Any transaction across state lines still must be processed by an FFL in the home state of the buyer -which would conduct a background check. This was mandated in the Arms Control Act of 1968.
But if both the buyer and seller reside in the same state, then it becomes a transaction between two private individuals, according to the Bureau of Alcohol, Tobacco and Firearms. Private sellers are not required to see identification, keep records or conduct a background check. (Note: this is at the federal level. Eight states – California, Colorado, Connecticut, Delaware, New York, Oregon, Rhode Island, Washington state – and the District of Columbia require background checks for all private sales, while Maryland and Pennsylvania require it for private handgun sales.)
These private sales are almost always going to take place in person, because shipping a gun is subject to various restrictions.
A Justice Department official provided the following example: "A person could post on a gun-for-sale website, get paid through PayPal, and then deliver the firearm at a public space. So long as both buyer and seller are residents of the same state, that transaction is lawful."
He added: "It is unlawful for the felon to do so, because their receipt of the firearm is illegal. But the seller hasn't done anything wrong if the seller doesn't know that the buyer is prohibited."
The New York Times, in a 2013 article, asserted that "Armslist and similar sites function as unregulated bazaars, where the essential anonymity of the Internet allows unlicensed sellers to advertise scores of weapons and people legally barred from gun ownership to buy them." Armlist, for its part, says "many, if not most, private sellers want to do background checks" but they find having to pay a fee to an FFL burdensome.
Administration officials say the president was also referring the so-called "dark web," which lies beyond the public Internet and which requires software or authorization to access.
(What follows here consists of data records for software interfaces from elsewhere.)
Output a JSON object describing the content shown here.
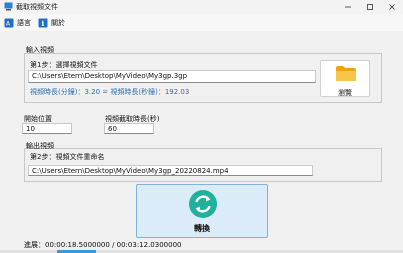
{
  "window": {
    "title": "截取視頻文件",
    "colors": {
      "accent": "#3a9bdc",
      "info_text": "#2b6fb6",
      "convert_bg": "#dcebf8",
      "convert_border": "#7fb2dc"
    }
  },
  "menu": {
    "items": [
      {
        "label": "語言",
        "icon": "language-icon"
      },
      {
        "label": "關於",
        "icon": "info-icon"
      }
    ]
  },
  "input_group": {
    "label": "輸入視頻",
    "step_label": "第1步：選擇視頻文件",
    "file_path": "C:\\Users\\Etern\\Desktop\\MyVideo\\My3gp.3gp",
    "info": "視頻時長(分鐘)：3.20 = 視頻時長(秒鐘)：192.03",
    "browse_label": "瀏覽",
    "browse_icon": "folder-icon"
  },
  "params": {
    "start_label": "開始位置",
    "start_value": "10",
    "duration_label": "視頻截取時長(秒)",
    "duration_value": "60"
  },
  "output_group": {
    "label": "輸出視頻",
    "step_label": "第2步：視頻文件重命名",
    "file_path": "C:\\Users\\Etern\\Desktop\\MyVideo\\My3gp_20220824.mp4"
  },
  "convert": {
    "label": "轉換",
    "icon": "refresh-icon"
  },
  "status": {
    "text": "進展：00:00:18.5000000 / 00:03:12.0300000",
    "progress_fraction": 0.096
  }
}
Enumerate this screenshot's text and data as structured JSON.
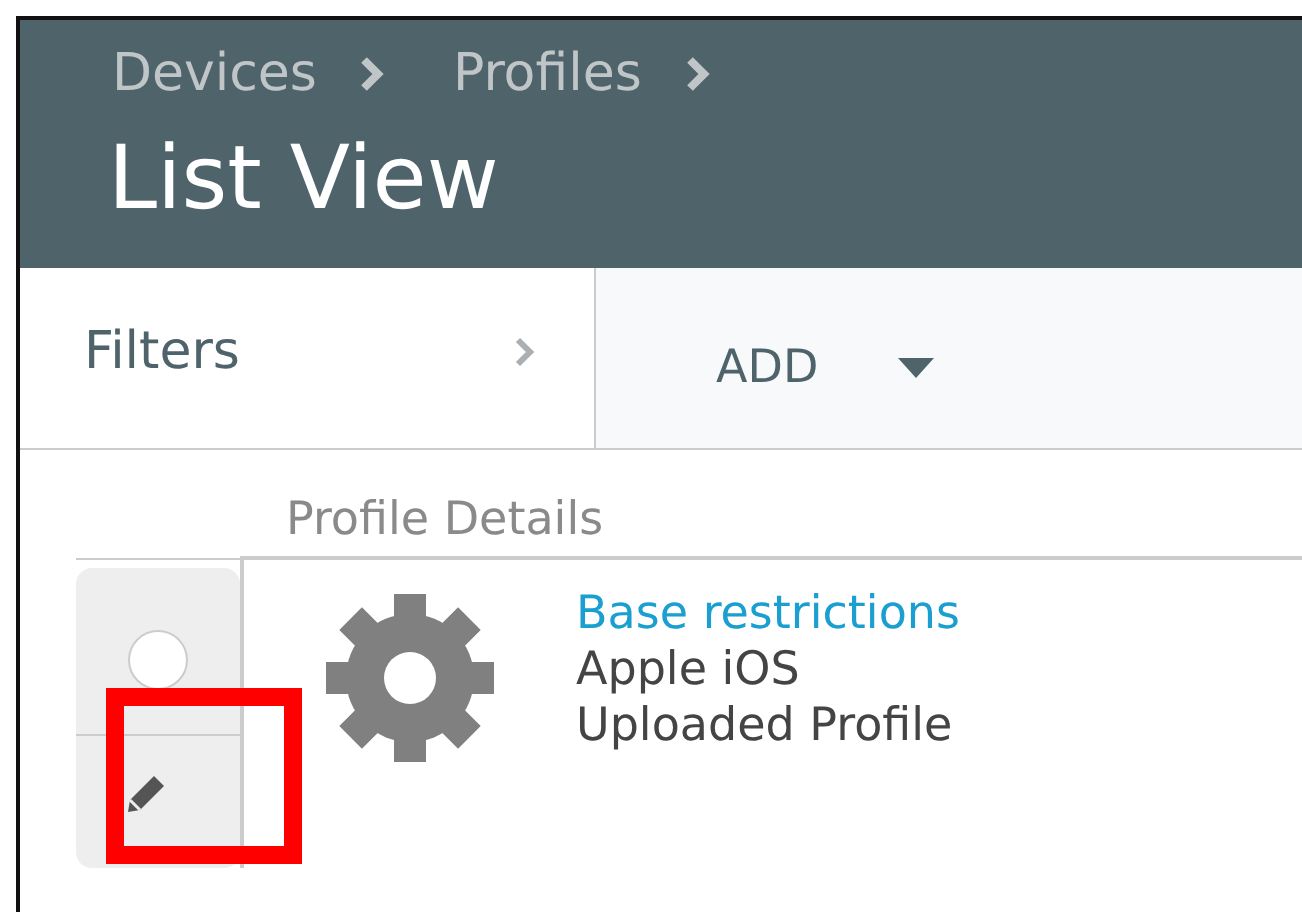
{
  "breadcrumb": [
    {
      "label": "Devices"
    },
    {
      "label": "Profiles"
    }
  ],
  "title": "List View",
  "toolbar": {
    "filters": "Filters",
    "add": "ADD"
  },
  "table": {
    "column_header": "Profile Details",
    "rows": [
      {
        "selected": false,
        "name": "Base restrictions",
        "platform": "Apple iOS",
        "type": "Uploaded Profile"
      }
    ]
  }
}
Attorney General Loretta E. Lynch told reporters on Jan. 4 that the ATF was planning to step up enforcement in "not just the Internet that we all access through regular stores' websites, but also the dark web, the Internet not accessible to the average consumer where illicit transactions, including those involving firearms, go on."
In November 2015, for instance, an Alabama man was sentenced to 51 months in prison for unlawfully selling and shipped at least 32 firearms to people all over the world – including Australia and Sweden -via the dark web.
This is a difficult claim to assess because a lot depends on how one reads Obama's remarks: "The problem is some gun sellers have been operating under a different set of rules. A violent felon can buy the exact same weapon over the Internet with no background check, no questions asked."
Administration officials say his point was that electronic commerce has made it easier for prohibited people such as felons to obtain firearms (or to hide such transactions from scrutiny behind the dark Web). Put in those terms, his statement is reasonable. Illegal markets often exploit new forms of commerce.
But many readers believed Obama was asserting the rules were different for the Internet – that it legally permitted violent felons to obtain guns.
We agree that Obama's language is slippery and could be confusing to the average person who doesn't know anything about FFLs and state requirements. There is nothing unique about the Internet; the laws governing private transactions and interstate sales are exactly the same. It's the same as offering to sell a gun on a bulletin board, except the bulletin board is significantly larger. The Internet, and payment systems such as PayPal, have certainly facilitated transactions that in the past would have been more difficult to arrange.
Obama erred in saying the rules are different for Internet sellers. They face the same rules as other sellers – rules that the administration now says it will enforce better.